Look at My Field
“Before, I didn’t know how to grow things well. Now I do! Look at my field! It always looks nice now” Mrs Eng, Ban Bouama.
Outside Bouama village, on the Nakai Plateau in central Laos, Mrs Eng is working her field, making the most of her morning before the midday sun becomes unbearable. Her plot is full of corn, some of which she harvests and some which she will leave to mature further. “What I take today I will feed to my chickens. Next week I will take the rest for eating at home and selling to other villagers. Then I will plant rice, intercropped with beans, for the wet season.”
Mrs Eng is a proactive farmer, and importantly for the agricultural technicians working with NTPC, she is always eager to listen and learn. Her field stands out from most of the others along the road, not only because of the tall stand of corn, but also because of what is lying all over her ground – a mulch of old vegetation.
The soil on the Nakai Plateau is poor, and its residents have traditionally grown just a few months’ supply of rice each year, farmed by slashing and burning the forest. One of the challenges of the Nam Theun 2 Multi-Purpose Project is to help people discover ways of growing greater and more sustainable supplies of food while discouraging destruction of the surrounding forest.
Mrs Eng has taken much advice from NTPC agricultural extension experts such as Dr Olayvanh Singvilay. “Eng is one of our model farmers,” he says, “and her results are helping to convince other villagers that the agricultural systems we propose can benefit them”. Average rice yields across the plateau are rising as more farmers take on these systems, and production of new crops is also increasing.
After harvesting upland rice from her 0.66 ha plot at the end of last year’s wet season, Mrs Eng left the rice straw in the field and then planted cassava on top of it. “People laughed at me for not burning the straw”, she remembers. “But the mulch protects the ground. I don’t lose any top soil when the rains come, and my plants germinate quicker than in the other fields. More water is retained also, so I need less water during the year and yet can grow more food!”.
Her cassava has been a great success. NTPC provided the initial roots but now Mrs Eng grows more every year and is supplying cassava roots to other villagers who want to imitate her. “I sell the crop to traders and use the cash to buy meat and eggs” she says. “My husband is a good fisherman, but I don’t want to eat fish every day!”

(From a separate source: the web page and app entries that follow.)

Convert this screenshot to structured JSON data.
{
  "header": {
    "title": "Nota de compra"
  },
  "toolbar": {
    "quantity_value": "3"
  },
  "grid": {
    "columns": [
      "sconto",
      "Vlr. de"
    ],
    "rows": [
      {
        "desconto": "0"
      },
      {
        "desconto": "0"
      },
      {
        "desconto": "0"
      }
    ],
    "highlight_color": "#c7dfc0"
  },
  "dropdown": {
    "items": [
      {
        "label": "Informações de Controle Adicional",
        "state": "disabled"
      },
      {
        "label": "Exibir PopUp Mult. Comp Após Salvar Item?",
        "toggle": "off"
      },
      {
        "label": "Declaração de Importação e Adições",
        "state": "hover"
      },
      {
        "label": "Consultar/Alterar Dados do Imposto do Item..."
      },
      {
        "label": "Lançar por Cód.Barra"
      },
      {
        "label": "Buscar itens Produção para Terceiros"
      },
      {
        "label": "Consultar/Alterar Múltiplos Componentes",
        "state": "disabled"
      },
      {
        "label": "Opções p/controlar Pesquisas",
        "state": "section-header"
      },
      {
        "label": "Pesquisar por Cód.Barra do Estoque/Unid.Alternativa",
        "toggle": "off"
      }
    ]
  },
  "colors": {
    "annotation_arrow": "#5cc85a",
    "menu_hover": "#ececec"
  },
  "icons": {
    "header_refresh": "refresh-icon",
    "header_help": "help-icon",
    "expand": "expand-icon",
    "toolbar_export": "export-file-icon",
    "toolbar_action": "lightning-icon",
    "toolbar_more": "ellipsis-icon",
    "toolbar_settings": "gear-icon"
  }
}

Around the edge of the field she has living fences of edible rattan, and has also planted fruit trees. This intercropping and rotation is improving the soil in her field, while at the same time providing food year-round. In all of this Mrs Eng receives support from Dr Olayvanh and the Nakai district authorities. “They give me advice and help me source seeds and fertiliser,” she says. “I get this assistance because I work with them – and now everyone can see the results.”
The challenge for NTPC and the local authorities is to get more farmers on Nakai to the same stage as Mrs Eng. She is a special case: a dynamic woman who also runs a family, helps run the village kindergarten, and has other plots of land and a home garden to tend. Not everyone has her dedication or her faith in the advice of outsiders. However, as Eng and other model farmers continue to prosper, it is hoped that more Nakai residents will learn from their success.